= Beginning of Section =
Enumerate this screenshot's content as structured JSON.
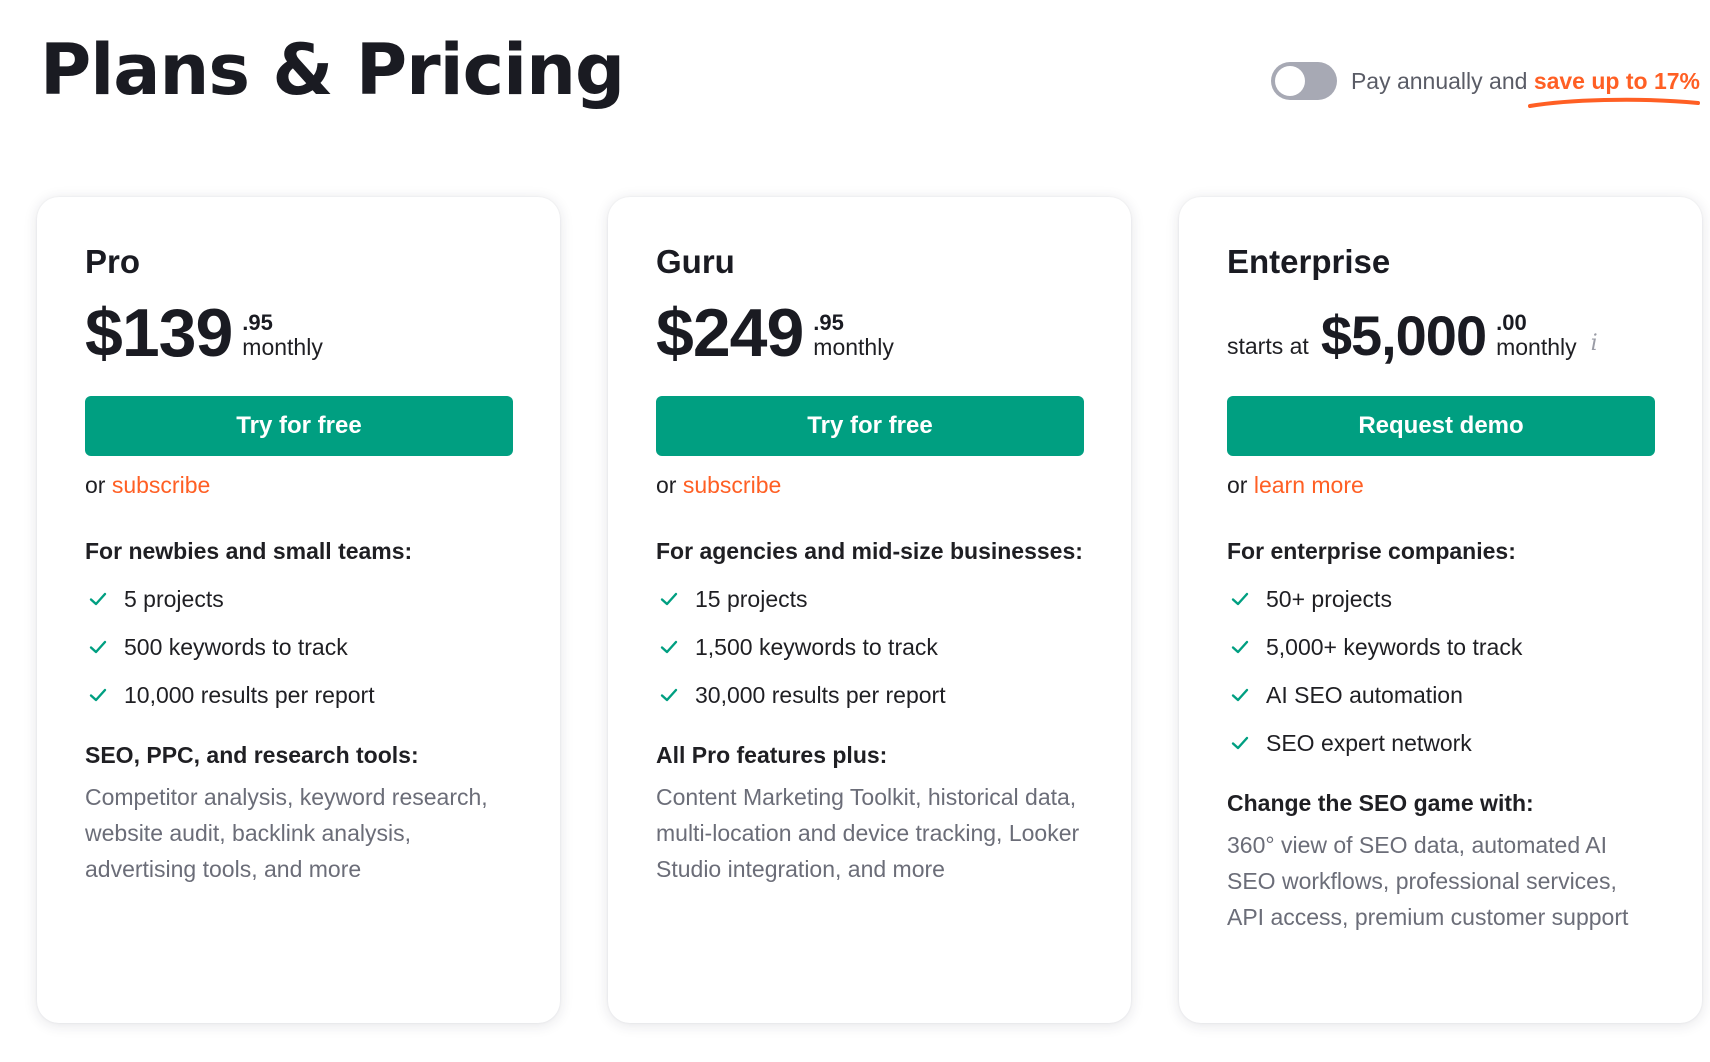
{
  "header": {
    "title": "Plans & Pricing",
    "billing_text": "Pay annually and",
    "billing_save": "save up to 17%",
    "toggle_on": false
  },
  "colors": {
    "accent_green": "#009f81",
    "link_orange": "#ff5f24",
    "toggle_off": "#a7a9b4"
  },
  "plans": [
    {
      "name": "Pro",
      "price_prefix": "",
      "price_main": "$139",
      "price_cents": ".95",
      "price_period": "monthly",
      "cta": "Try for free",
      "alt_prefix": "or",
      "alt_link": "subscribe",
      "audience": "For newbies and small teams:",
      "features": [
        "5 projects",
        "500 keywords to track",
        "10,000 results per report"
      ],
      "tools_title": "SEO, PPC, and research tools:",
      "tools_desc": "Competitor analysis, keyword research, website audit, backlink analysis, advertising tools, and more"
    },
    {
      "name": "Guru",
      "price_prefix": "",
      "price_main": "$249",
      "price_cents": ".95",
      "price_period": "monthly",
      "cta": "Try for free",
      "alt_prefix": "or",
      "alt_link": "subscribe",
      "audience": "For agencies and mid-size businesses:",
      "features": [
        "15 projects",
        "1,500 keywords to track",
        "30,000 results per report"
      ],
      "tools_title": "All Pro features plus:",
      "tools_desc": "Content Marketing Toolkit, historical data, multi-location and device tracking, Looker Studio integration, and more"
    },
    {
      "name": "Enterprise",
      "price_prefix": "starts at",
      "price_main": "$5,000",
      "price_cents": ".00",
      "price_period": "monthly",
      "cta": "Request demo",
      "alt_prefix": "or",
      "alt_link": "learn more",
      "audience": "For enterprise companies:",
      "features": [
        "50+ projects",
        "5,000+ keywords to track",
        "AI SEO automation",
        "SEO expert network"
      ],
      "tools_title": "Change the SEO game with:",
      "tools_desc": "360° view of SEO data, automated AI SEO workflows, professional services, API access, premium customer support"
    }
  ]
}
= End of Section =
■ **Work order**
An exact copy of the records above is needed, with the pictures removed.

■ **Exercise answer**
Enumerate this screenshot's content as structured JSON.
{
  "header": {
    "title": "Plans & Pricing",
    "billing_text": "Pay annually and",
    "billing_save": "save up to 17%",
    "toggle_on": false
  },
  "colors": {
    "accent_green": "#009f81",
    "link_orange": "#ff5f24",
    "toggle_off": "#a7a9b4"
  },
  "plans": [
    {
      "name": "Pro",
      "price_prefix": "",
      "price_main": "$139",
      "price_cents": ".95",
      "price_period": "monthly",
      "cta": "Try for free",
      "alt_prefix": "or",
      "alt_link": "subscribe",
      "audience": "For newbies and small teams:",
      "features": [
        "5 projects",
        "500 keywords to track",
        "10,000 results per report"
      ],
      "tools_title": "SEO, PPC, and research tools:",
      "tools_desc": "Competitor analysis, keyword research, website audit, backlink analysis, advertising tools, and more"
    },
    {
      "name": "Guru",
      "price_prefix": "",
      "price_main": "$249",
      "price_cents": ".95",
      "price_period": "monthly",
      "cta": "Try for free",
      "alt_prefix": "or",
      "alt_link": "subscribe",
      "audience": "For agencies and mid-size businesses:",
      "features": [
        "15 projects",
        "1,500 keywords to track",
        "30,000 results per report"
      ],
      "tools_title": "All Pro features plus:",
      "tools_desc": "Content Marketing Toolkit, historical data, multi-location and device tracking, Looker Studio integration, and more"
    },
    {
      "name": "Enterprise",
      "price_prefix": "starts at",
      "price_main": "$5,000",
      "price_cents": ".00",
      "price_period": "monthly",
      "cta": "Request demo",
      "alt_prefix": "or",
      "alt_link": "learn more",
      "audience": "For enterprise companies:",
      "features": [
        "50+ projects",
        "5,000+ keywords to track",
        "AI SEO automation",
        "SEO expert network"
      ],
      "tools_title": "Change the SEO game with:",
      "tools_desc": "360° view of SEO data, automated AI SEO workflows, professional services, API access, premium customer support"
    }
  ]
}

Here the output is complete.